Support Staff Perceptions of the Campus Climate at a Southern University
Type of Degreedissertation
DepartmentEducation Foundation, Leadership, and Technology
MetadataShow full item record
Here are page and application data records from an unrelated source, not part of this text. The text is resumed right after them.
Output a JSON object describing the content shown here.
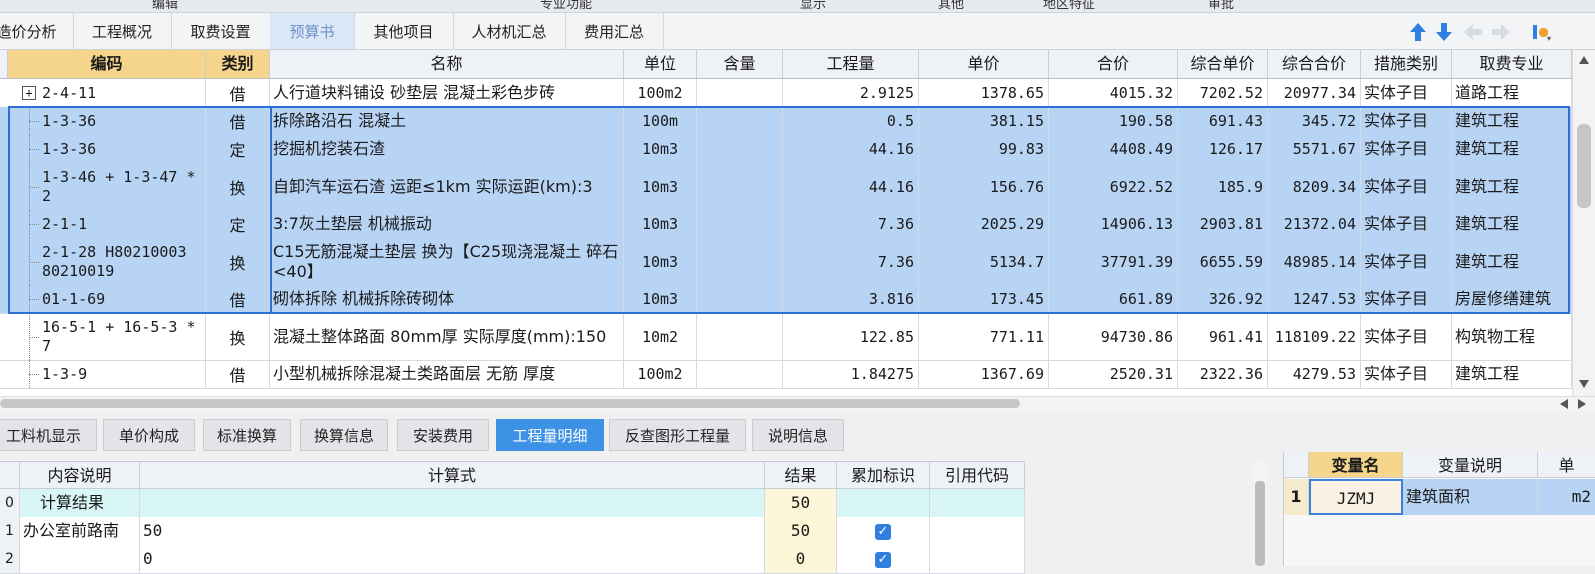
{
  "menu_strip": [
    "编辑",
    "专业功能",
    "显示",
    "其他",
    "地区特征",
    "审批"
  ],
  "tabs": [
    {
      "label": "造价分析",
      "active": false
    },
    {
      "label": "工程概况",
      "active": false
    },
    {
      "label": "取费设置",
      "active": false
    },
    {
      "label": "预算书",
      "active": true
    },
    {
      "label": "其他项目",
      "active": false
    },
    {
      "label": "人材机汇总",
      "active": false
    },
    {
      "label": "费用汇总",
      "active": false
    }
  ],
  "toolbar_icons": [
    "arrow-up-icon",
    "arrow-down-icon",
    "arrow-left-icon",
    "arrow-right-icon",
    "settings-icon"
  ],
  "grid": {
    "headers": [
      "编码",
      "类别",
      "名称",
      "单位",
      "含量",
      "工程量",
      "单价",
      "合价",
      "综合单价",
      "综合合价",
      "措施类别",
      "取费专业"
    ],
    "rows": [
      {
        "code": "2-4-11",
        "type": "借",
        "name": "人行道块料铺设 砂垫层 混凝土彩色步砖",
        "unit": "100m2",
        "content": "",
        "qty": "2.9125",
        "price": "1378.65",
        "total": "4015.32",
        "comp_price": "7202.52",
        "comp_total": "20977.34",
        "measure": "实体子目",
        "fee": "道路工程",
        "selected": false,
        "expander": true
      },
      {
        "code": "1-3-36",
        "type": "借",
        "name": "拆除路沿石 混凝土",
        "unit": "100m",
        "content": "",
        "qty": "0.5",
        "price": "381.15",
        "total": "190.58",
        "comp_price": "691.43",
        "comp_total": "345.72",
        "measure": "实体子目",
        "fee": "建筑工程",
        "selected": true
      },
      {
        "code": "1-3-36",
        "type": "定",
        "name": "挖掘机挖装石渣",
        "unit": "10m3",
        "content": "",
        "qty": "44.16",
        "price": "99.83",
        "total": "4408.49",
        "comp_price": "126.17",
        "comp_total": "5571.67",
        "measure": "实体子目",
        "fee": "建筑工程",
        "selected": true
      },
      {
        "code": "1-3-46 + 1-3-47 * 2",
        "type": "换",
        "name": "自卸汽车运石渣 运距≤1km  实际运距(km):3",
        "unit": "10m3",
        "content": "",
        "qty": "44.16",
        "price": "156.76",
        "total": "6922.52",
        "comp_price": "185.9",
        "comp_total": "8209.34",
        "measure": "实体子目",
        "fee": "建筑工程",
        "selected": true
      },
      {
        "code": "2-1-1",
        "type": "定",
        "name": "3:7灰土垫层 机械振动",
        "unit": "10m3",
        "content": "",
        "qty": "7.36",
        "price": "2025.29",
        "total": "14906.13",
        "comp_price": "2903.81",
        "comp_total": "21372.04",
        "measure": "实体子目",
        "fee": "建筑工程",
        "selected": true
      },
      {
        "code": "2-1-28 H80210003 80210019",
        "type": "换",
        "name": "C15无筋混凝土垫层  换为【C25现浇混凝土 碎石<40】",
        "unit": "10m3",
        "content": "",
        "qty": "7.36",
        "price": "5134.7",
        "total": "37791.39",
        "comp_price": "6655.59",
        "comp_total": "48985.14",
        "measure": "实体子目",
        "fee": "建筑工程",
        "selected": true
      },
      {
        "code": "01-1-69",
        "type": "借",
        "name": "砌体拆除 机械拆除砖砌体",
        "unit": "10m3",
        "content": "",
        "qty": "3.816",
        "price": "173.45",
        "total": "661.89",
        "comp_price": "326.92",
        "comp_total": "1247.53",
        "measure": "实体子目",
        "fee": "房屋修缮建筑",
        "selected": true
      },
      {
        "code": "16-5-1 + 16-5-3 * 7",
        "type": "换",
        "name": "混凝土整体路面 80mm厚  实际厚度(mm):150",
        "unit": "10m2",
        "content": "",
        "qty": "122.85",
        "price": "771.11",
        "total": "94730.86",
        "comp_price": "961.41",
        "comp_total": "118109.22",
        "measure": "实体子目",
        "fee": "构筑物工程",
        "selected": false
      },
      {
        "code": "1-3-9",
        "type": "借",
        "name": "小型机械拆除混凝土类路面层 无筋 厚度",
        "unit": "100m2",
        "content": "",
        "qty": "1.84275",
        "price": "1367.69",
        "total": "2520.31",
        "comp_price": "2322.36",
        "comp_total": "4279.53",
        "measure": "实体子目",
        "fee": "建筑工程",
        "selected": false
      }
    ]
  },
  "bottom_tabs": [
    {
      "label": "工料机显示",
      "active": false
    },
    {
      "label": "单价构成",
      "active": false
    },
    {
      "label": "标准换算",
      "active": false
    },
    {
      "label": "换算信息",
      "active": false
    },
    {
      "label": "安装费用",
      "active": false
    },
    {
      "label": "工程量明细",
      "active": true
    },
    {
      "label": "反查图形工程量",
      "active": false
    },
    {
      "label": "说明信息",
      "active": false
    }
  ],
  "detail": {
    "headers": [
      "内容说明",
      "计算式",
      "结果",
      "累加标识",
      "引用代码"
    ],
    "rows": [
      {
        "idx": "0",
        "desc": "计算结果",
        "formula": "",
        "result": "50",
        "checked": false,
        "ref": ""
      },
      {
        "idx": "1",
        "desc": "办公室前路南",
        "formula": "50",
        "result": "50",
        "checked": true,
        "ref": ""
      },
      {
        "idx": "2",
        "desc": "",
        "formula": "0",
        "result": "0",
        "checked": true,
        "ref": ""
      }
    ]
  },
  "variables": {
    "headers": [
      "变量名",
      "变量说明",
      "单"
    ],
    "rows": [
      {
        "idx": "1",
        "name": "JZMJ",
        "desc": "建筑面积",
        "unit": "m2"
      }
    ]
  }
}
The purpose of this study was to investigate university support staff members’ perception of the campus climate at a Southern university. Differences among support staff members were examined by age, gender, level of education, and race and/or ethnicity. The data analyzed in the study were collected from a random sample of 600 non-exempt, full-time support staff members at the selected institution. The university offers undergraduate, graduate, and professional degrees in its 13 schools and colleges. In fall 2008, the institution enrolled 21,954 undergraduate students and 2,576 graduate or professional students. This study used quantitative and qualitative survey methods. The dependent variable was perception of campus climate as measured by participants’ response to questions investigating perceptions of the psychological and behavioral climates on the Support Staff Campus Climate Survey (SSCCS), the researcher-adapted instrument used to collect participant data. The independent variables were: (a) age, (b) gender, (c) level of education, and (d) ethnicity. The null hypotheses were tested using two one-way analysis of variance (ANOVA) procedures. No statistically significant differences were found at the .05 level of significance for any of the independent variables for the psychological climate. For the behavioral climate, the ANOVA revealed statistical significance for the independent variables of gender F(1,50) = 4.21, p = .045, level of education F(5, 50) = 2.88, p = .023, and ethnicity F(4,50) = 2.89, p = .032 and the interaction of gender and level of education F(2, 62) = 3.81, p = .028. This study contributed additional empirical evidence of staff perceptions of campus climate, which should advance the literature and possibly bring institutions of higher education one step closer to addressing the needs of diverse populations and fostering a campus climate that is inviting and welcoming for all students, faculty, staff, and administrators.
- Demetriss Locke Dissertation.pdf